- The FCC's authorization of $121 million in funding will bring broadband service to 36,579 "unserved rural homes and businesses in 16 states" over the next decade.
- This move represents the "fourth wave of support" from the 2018 Connect America Fund Phase II auction. Providers will receive funding this month.
- Approximately 17% of businesses are in rural parts of the country, despite the fact that 97% of the U.S. is classified as rural.
Businesses in rural America will benefit from a push to bring broadband internet to 16 states over the coming years after the Federal Communications Commission's (FCC) decision to approve $121 million in funding for the project.
The FCC's approval yesterday is the fourth wave of support for last year's Connect America Fund Phase II auction, which allotted nearly $1.5 billion to expand broadband internet connections to "more than 700,000 unserved rural homes and small businesses" over the next decade. This latest approval brings the total amount authorized to more than $924 million and brings connectivity to more than 342,000 homes and businesses. The three previous waves of funding were authorized in May, June and July of this year.
FCC Chairman Ajit Pai called the decision "another step toward closing the digital divide."
"As we continue to authorize funds to expand broadband in rural America, I am excited to see the benefits for rural residents who live all across the country, from tribal lands in Wyoming to mountain communities in Appalachia, from the Great Plains to the Pacific Northwest, and from the Texas Panhandle to northern Minnesota," Pai said.
Expanding internet service across the U.S.
Two dozen funding applications were approved by the FCC in yesterday's approval, with companies in Arkansas, Minnesota, Oklahoma and Tennessee getting millions to improve services.
Among the applications approved was a $4.1 million project by Northern Arapaho Tribal Industries, which is owned by the Northern Arapaho Tribe in Wyoming, to bring gigabit broadband services to 849 homes and businesses on the Wind River Reservation.

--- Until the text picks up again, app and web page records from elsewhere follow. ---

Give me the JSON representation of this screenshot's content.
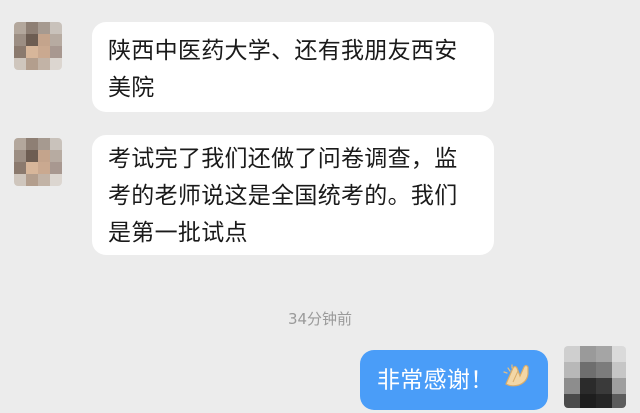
{
  "messages": [
    {
      "sender": "other",
      "lines": [
        "陕西中医药大学、还有我朋友西安",
        "美院"
      ]
    },
    {
      "sender": "other",
      "lines": [
        "考试完了我们还做了问卷调查，监",
        "考的老师说这是全国统考的。我们",
        "是第一批试点"
      ]
    },
    {
      "sender": "self",
      "lines": [
        "非常感谢！"
      ],
      "emoji": "clapping-hands-icon"
    }
  ],
  "timestamp": "34分钟前",
  "colors": {
    "background": "#ececec",
    "incoming_bubble": "#ffffff",
    "outgoing_bubble": "#4a9df8",
    "timestamp_text": "#9a9a9a"
  }
}
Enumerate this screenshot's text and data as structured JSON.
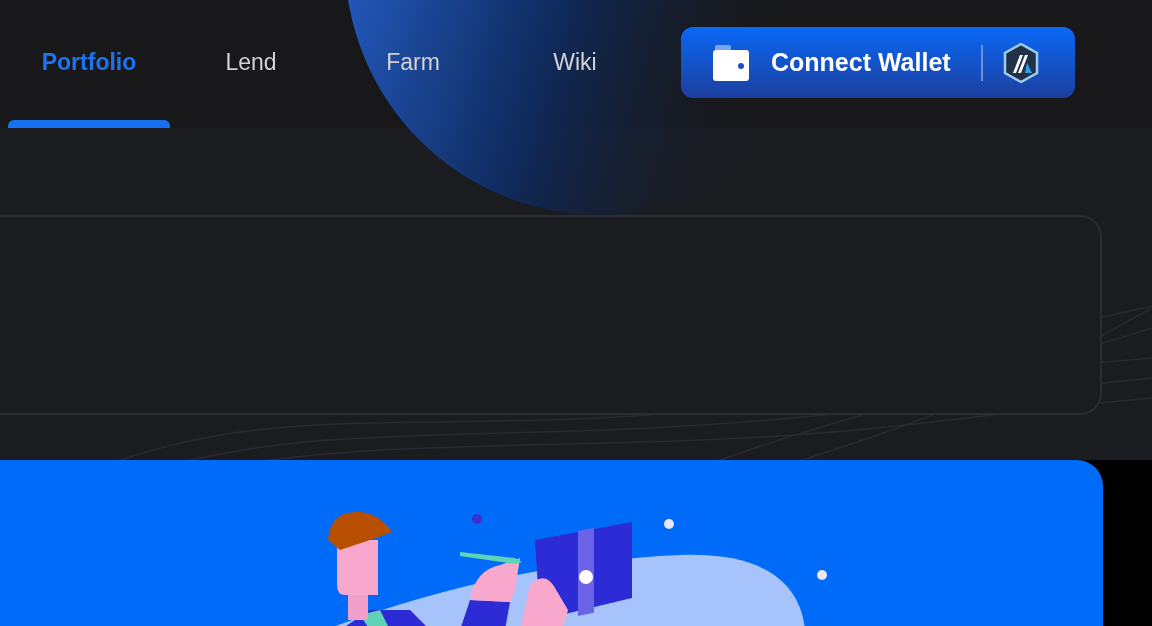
{
  "nav": {
    "tabs": [
      {
        "label": "Portfolio",
        "selected": true
      },
      {
        "label": "Lend",
        "selected": false
      },
      {
        "label": "Farm",
        "selected": false
      },
      {
        "label": "Wiki",
        "selected": false
      }
    ]
  },
  "wallet_button": {
    "label": "Connect Wallet"
  }
}
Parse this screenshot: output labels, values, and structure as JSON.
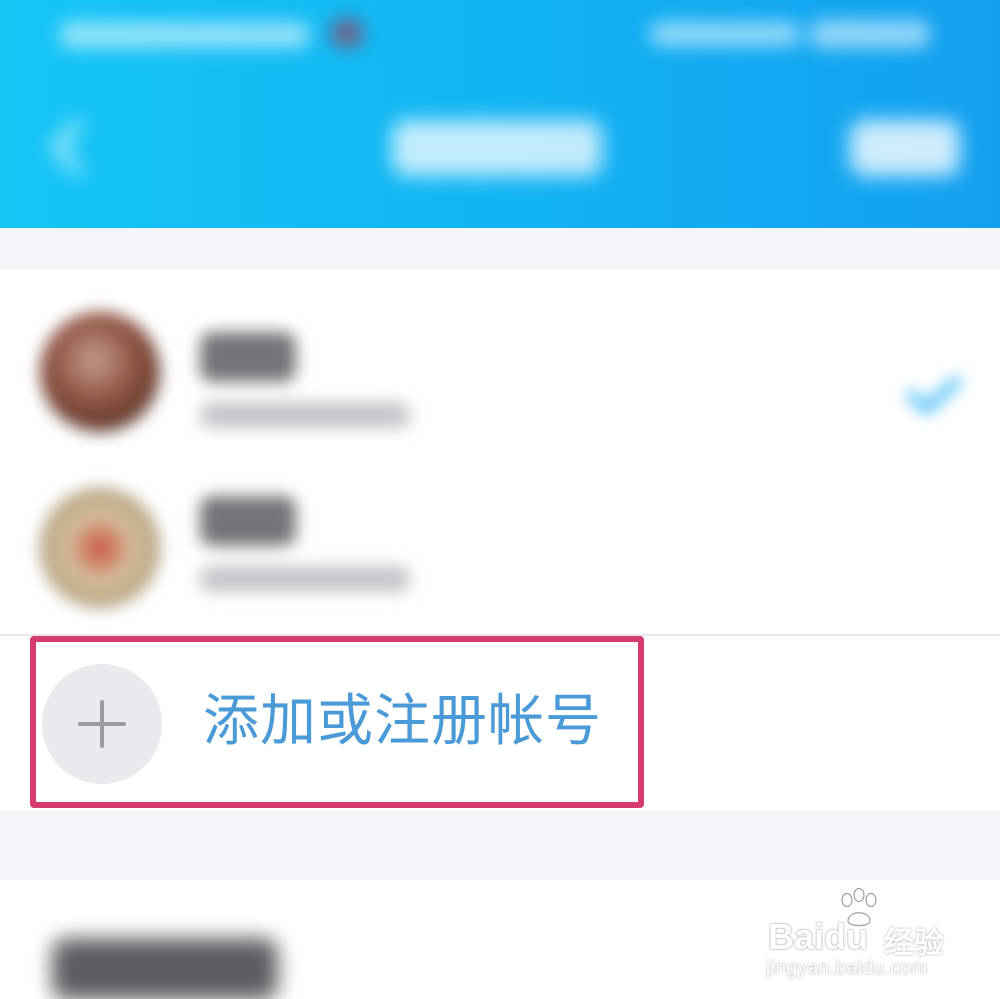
{
  "add_account": {
    "label": "添加或注册帐号",
    "icon": "plus-icon"
  },
  "highlight": {
    "color": "#d63a6e"
  },
  "colors": {
    "header_gradient_start": "#16c6f5",
    "header_gradient_end": "#139ff0",
    "link_blue": "#4a9ad8"
  },
  "watermark": {
    "brand": "Bai",
    "brand_tail": "du",
    "cn": "经验",
    "url": "jingyan.baidu.com"
  }
}
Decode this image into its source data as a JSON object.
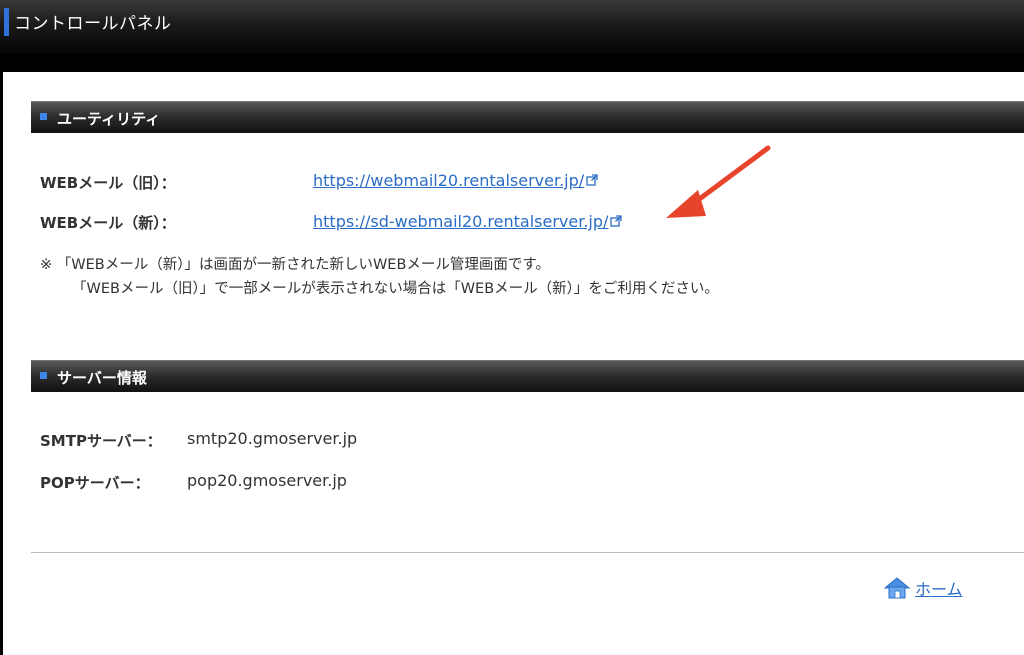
{
  "header": {
    "title": "コントロールパネル"
  },
  "utility": {
    "title": "ユーティリティ",
    "rows": [
      {
        "label": "WEBメール（旧）：",
        "link": "https://webmail20.rentalserver.jp/"
      },
      {
        "label": "WEBメール（新）：",
        "link": "https://sd-webmail20.rentalserver.jp/"
      }
    ],
    "note_line1": "※ 「WEBメール（新）」は画面が一新された新しいWEBメール管理画面です。",
    "note_line2": "「WEBメール（旧）」で一部メールが表示されない場合は「WEBメール（新）」をご利用ください。"
  },
  "server_info": {
    "title": "サーバー情報",
    "rows": [
      {
        "label": "SMTPサーバー：",
        "value": "smtp20.gmoserver.jp"
      },
      {
        "label": "POPサーバー：",
        "value": "pop20.gmoserver.jp"
      }
    ]
  },
  "footer": {
    "home_label": "ホーム"
  },
  "icons": {
    "external": "external-link-icon",
    "home": "home-icon",
    "annotation": "red-arrow"
  },
  "colors": {
    "link": "#2a6cc6",
    "accent": "#2f73d8",
    "arrow": "#e8432b"
  }
}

More than 7,000 houses in rural Pennsylvania will gain access to Tri-Co Connections' fiber gigabit network in the coming years, thanks to the $32.3 million approved by the FCC.

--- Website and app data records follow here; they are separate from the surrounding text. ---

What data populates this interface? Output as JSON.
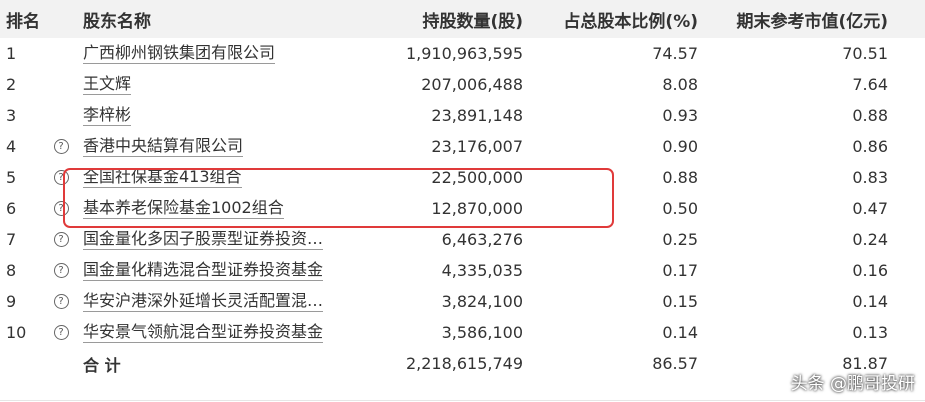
{
  "header": {
    "rank": "排名",
    "name": "股东名称",
    "shares": "持股数量(股)",
    "ratio": "占总股本比例(%)",
    "value": "期末参考市值(亿元)"
  },
  "rows": [
    {
      "rank": "1",
      "name": "广西柳州钢铁集团有限公司",
      "shares": "1,910,963,595",
      "ratio": "74.57",
      "value": "70.51",
      "icon": ""
    },
    {
      "rank": "2",
      "name": "王文辉",
      "shares": "207,006,488",
      "ratio": "8.08",
      "value": "7.64",
      "icon": ""
    },
    {
      "rank": "3",
      "name": "李梓彬",
      "shares": "23,891,148",
      "ratio": "0.93",
      "value": "0.88",
      "icon": ""
    },
    {
      "rank": "4",
      "name": "香港中央結算有限公司",
      "shares": "23,176,007",
      "ratio": "0.90",
      "value": "0.86",
      "icon": "?"
    },
    {
      "rank": "5",
      "name": "全国社保基金413组合",
      "shares": "22,500,000",
      "ratio": "0.88",
      "value": "0.83",
      "icon": "?"
    },
    {
      "rank": "6",
      "name": "基本养老保险基金1002组合",
      "shares": "12,870,000",
      "ratio": "0.50",
      "value": "0.47",
      "icon": "?"
    },
    {
      "rank": "7",
      "name": "国金量化多因子股票型证券投资…",
      "shares": "6,463,276",
      "ratio": "0.25",
      "value": "0.24",
      "icon": "?"
    },
    {
      "rank": "8",
      "name": "国金量化精选混合型证券投资基金",
      "shares": "4,335,035",
      "ratio": "0.17",
      "value": "0.16",
      "icon": "?"
    },
    {
      "rank": "9",
      "name": "华安沪港深外延增长灵活配置混…",
      "shares": "3,824,100",
      "ratio": "0.15",
      "value": "0.14",
      "icon": "?"
    },
    {
      "rank": "10",
      "name": "华安景气领航混合型证券投资基金",
      "shares": "3,586,100",
      "ratio": "0.14",
      "value": "0.13",
      "icon": "?"
    }
  ],
  "total": {
    "label": "合 计",
    "shares": "2,218,615,749",
    "ratio": "86.57",
    "value": "81.87"
  },
  "watermark": "头条 @鹏哥投研",
  "highlight_color": "#e03a3a"
}
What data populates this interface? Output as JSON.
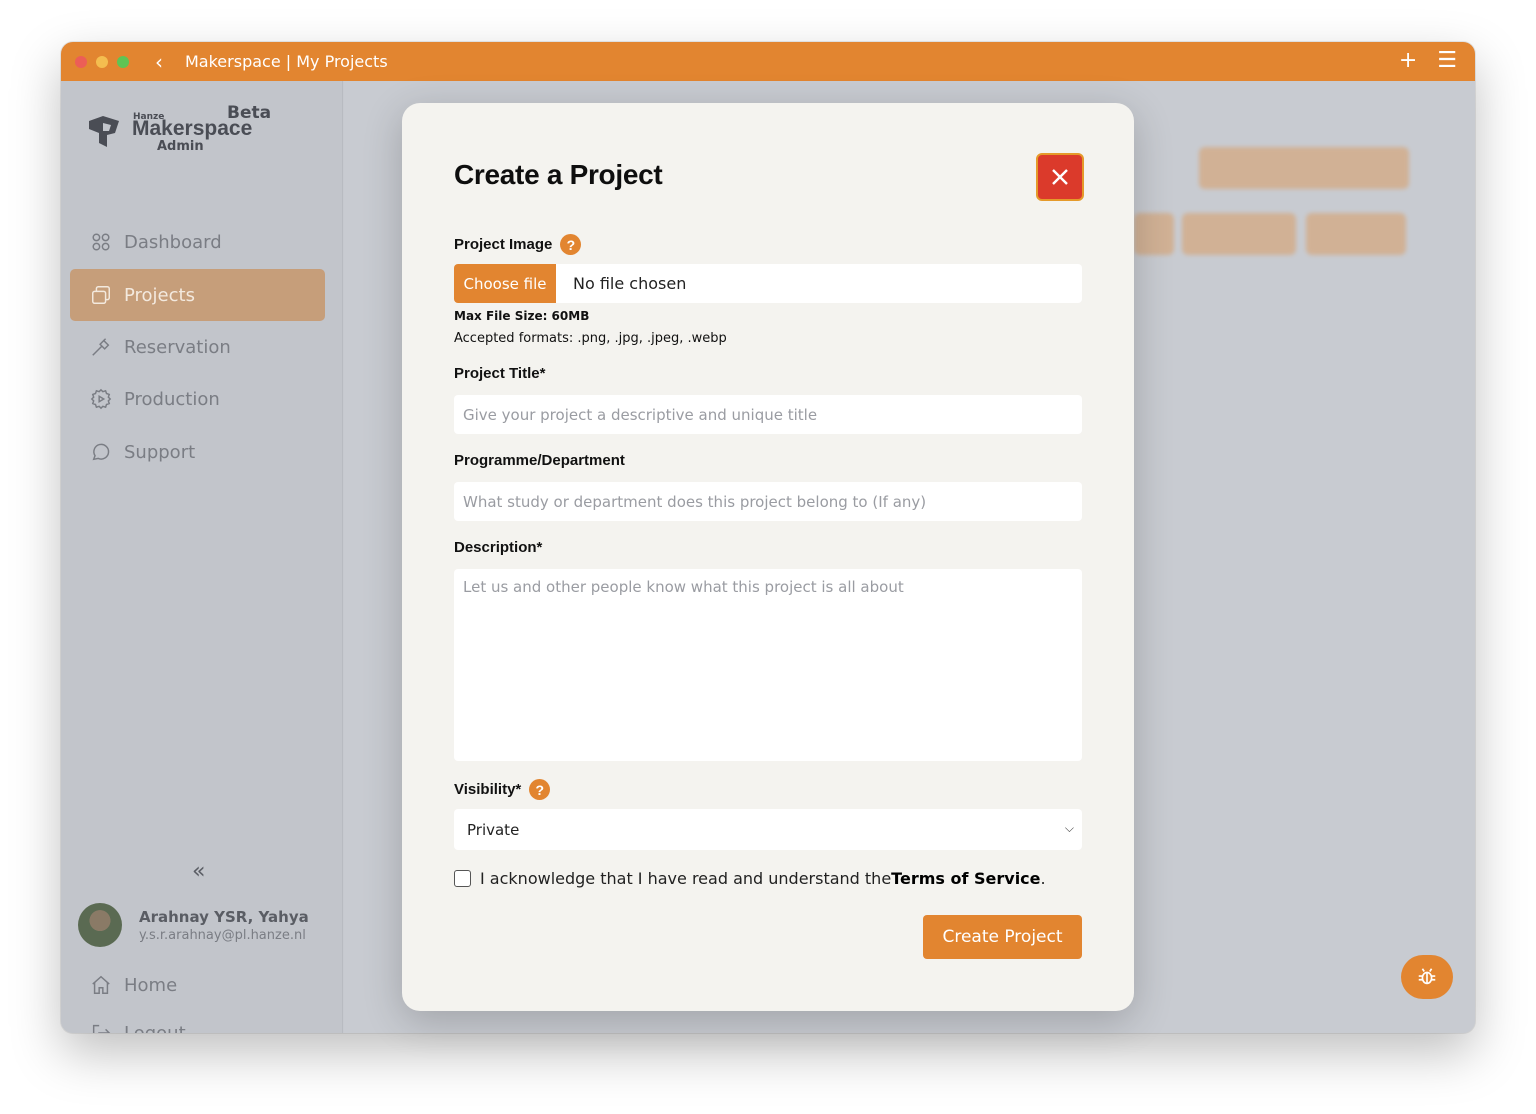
{
  "window": {
    "title": "Makerspace | My Projects",
    "back_icon": "chevron-left-icon",
    "new_icon": "plus-icon",
    "menu_icon": "hamburger-icon"
  },
  "brand": {
    "hanze": "Hanze",
    "beta": "Beta",
    "name": "Makerspace",
    "role": "Admin"
  },
  "sidebar": {
    "items": [
      {
        "label": "Dashboard",
        "icon": "grid-icon",
        "active": false
      },
      {
        "label": "Projects",
        "icon": "folders-icon",
        "active": true
      },
      {
        "label": "Reservation",
        "icon": "hammer-icon",
        "active": false
      },
      {
        "label": "Production",
        "icon": "gear-play-icon",
        "active": false
      },
      {
        "label": "Support",
        "icon": "chat-bubble-icon",
        "active": false
      }
    ],
    "collapse_glyph": "«",
    "user": {
      "name": "Arahnay YSR, Yahya",
      "email": "y.s.r.arahnay@pl.hanze.nl"
    },
    "bottom": [
      {
        "label": "Home",
        "icon": "home-icon"
      },
      {
        "label": "Logout",
        "icon": "logout-icon"
      }
    ]
  },
  "modal": {
    "title": "Create a Project",
    "image_label": "Project Image",
    "help_glyph": "?",
    "choose_file": "Choose file",
    "no_file": "No file chosen",
    "max_size": "Max File Size: 60MB",
    "formats": "Accepted formats: .png, .jpg, .jpeg, .webp",
    "title_label": "Project Title*",
    "title_placeholder": "Give your project a descriptive and unique title",
    "programme_label": "Programme/Department",
    "programme_placeholder": "What study or department does this project belong to (If any)",
    "description_label": "Description*",
    "description_placeholder": "Let us and other people know what this project is all about",
    "visibility_label": "Visibility*",
    "visibility_value": "Private",
    "ack_text": "I acknowledge that I have read and understand the ",
    "ack_link": "Terms of Service",
    "ack_end": ".",
    "submit": "Create Project"
  },
  "colors": {
    "accent": "#e28530",
    "close": "#db3a2b"
  }
}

On Aug. 1, the FCC also established the Rural Digital Opportunity Fund, which would bring up to $20.4 billion in funding to further expand broadband to unserved rural areas.
Officials said providers were required to "build out to 40% of the assigned homes and businesses in the areas won in a state within three years," with the build-out set to increase by "20% in each subsequent year until complete build-out is reached at the end of the sixth year."

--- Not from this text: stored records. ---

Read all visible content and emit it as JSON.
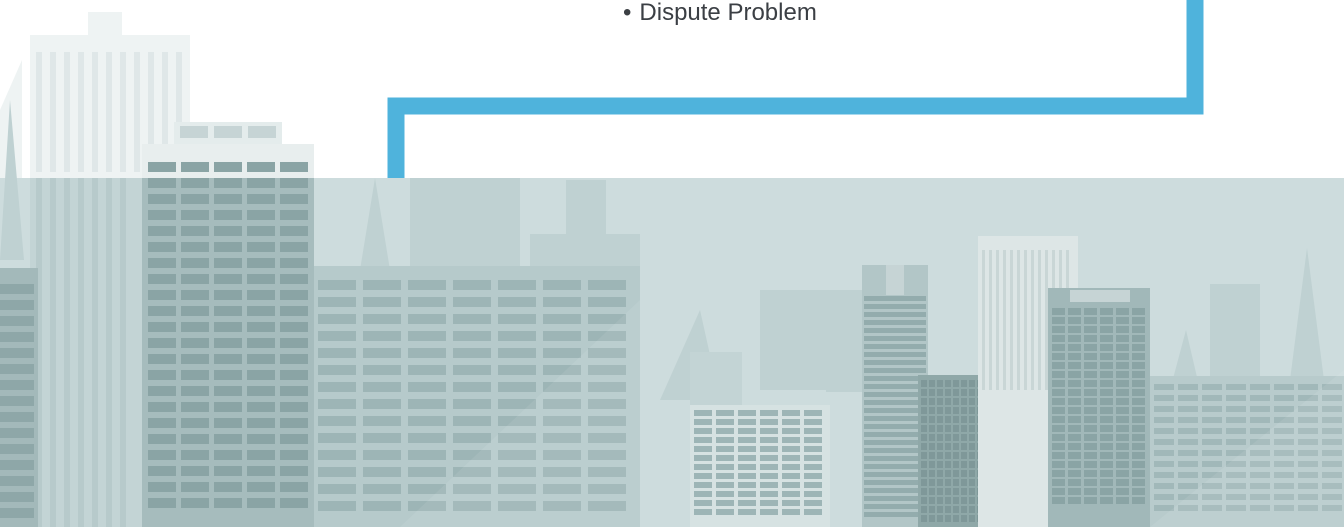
{
  "bullet_list": {
    "marker": "•",
    "items": [
      "Dispute Problem"
    ]
  },
  "colors": {
    "connector": "#4fb3dc",
    "text": "#3b3f44",
    "sky_band": "#cddcdd",
    "building_dark": "#8fa8a8",
    "building_mid": "#b4c7c7",
    "building_light": "#e4ecec",
    "window": "#aac1c1"
  },
  "icons": {
    "background": "city-skyline-illustration"
  }
}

Broadband extension's impact on small businesses
According to U.S. Census data, 17% of businesses are located in the country's rural areas even though the government classifies 97% of the country as rural.
For small business owners in rural America, the introduction of broadband internet could be a major boon. Most business applications require an internet connection for some features, so a speedier connection should help speed up productivity.
John Gard, the president of Wisconsin Independent Business wrote in an editorial for the Green Bay Press Gazette this past May that broadband access was paramount for that state's small business community.
"The importance of a safe, reliable internet connection for small business and economic development cannot be understated ... As opportunities in the tech industry continue to grow, someone with a knack for computers in Bayfield will have the same opportunities as anyone in the Bay Area so long as they have a reliable broadband connection," he wrote.